“Deion, I’m sure on every scouting report that he ever got, the first thing that’s on there on the defensive scouting reports, who is the live signal caller, who signals the personnel groups in. And that’s what happened. And you looked over there because you wanted to know as a defensive player: Is it going to be three wide receivers? Is it going to be two tight ends? Who’s in the game? There’s a person over there signaling and Deion Sanders and every other defensive player would look at the offensive sideline to get that signal. So that is football. And I’m not sure what Deion is referring to, really.”
Dungy pointed out that the NFL now allows the quarterback and a defensive player to wear a headset in their helmets to hear from the coaches, which has changed -- but not eliminated -- signal stealing.
“That’s why you see these college teams now with four and five people signaling, with the posters and the pictures and all these different things because they don’t want people to have their signals. In the NFL, they’ve gotten away from that with the coach to quarterback and coach to middle linebacker communication. But, yes, if you signal, there are going to be people who watch your signals and know what’s going to happen.
“When I was a defensive coordinator we went to wristbands because people steal signals. So you have a wristband that says No. 1 is this defense, No. 2 is this defense, you change it and everybody has done that for years and years and years. In our Super Bowl, we scored a touchdown to Reggie Wayne on a blown coverage because one of the Chicago players read the wristband wrong trying to get ahead of us. I’ll give you the opposite side of the coin. We’re playing the Pittsburgh Steelers. I’m the coach of the Indianapolis Colts on a Monday night. Peyton Manning came to me before the game and said, ‘Bruce Arians used to be with us, is now coaching there, I know he’s told them our hand signals. I’m going to get them because I’m going to give a fake run signal and I know they’re going to bite because Bruce has told them our signals.’ And on the first play of the game, he gave a signal to Marvin Harrison, Ike Taylor, Pittsburgh’s corner, thought it was a run play, and it was an 82-yard touchdown.
“That’s all part of the game, but doing it legally and illegally, that’s the difference. I hope Deion is not saying we did something illegally. Of course we got signals when we had an opportunity to do that, and so did Deion.”

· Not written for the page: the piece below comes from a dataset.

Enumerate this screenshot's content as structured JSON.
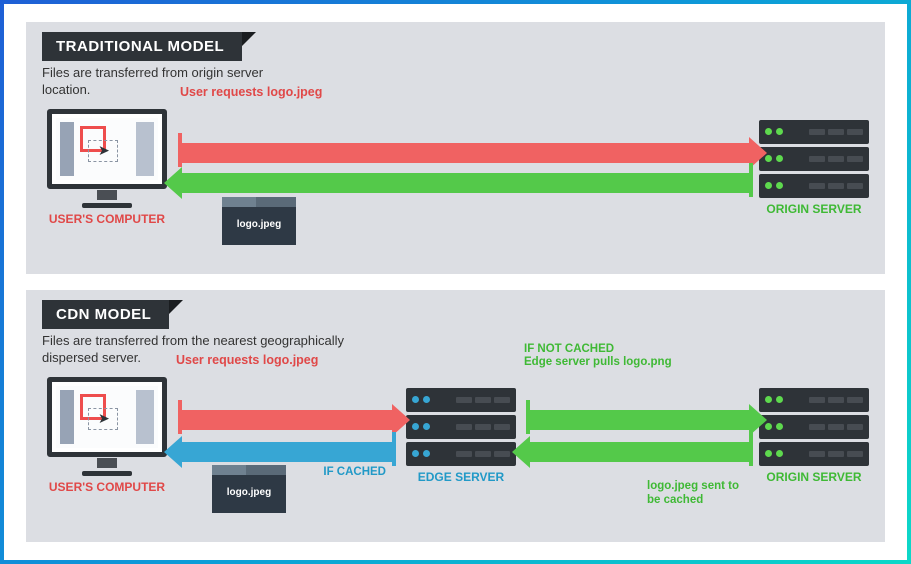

What was different with Spygate is that teams had specifically been instructed not to videotape opposing teams’ signals on the sideline during the game, and the Patriots did it anyway.
“It wasn’t getting signals, it was the process of videotaping and using electronic equipment during the game,” Dungy said of the difference between the Patriots and other teams.
What’s still unclear is why Sanders chose to single out the Colts for blame when, as Dungy says, the Colts did the same thing as everyone else. We’d like to hear Sanders clarify that.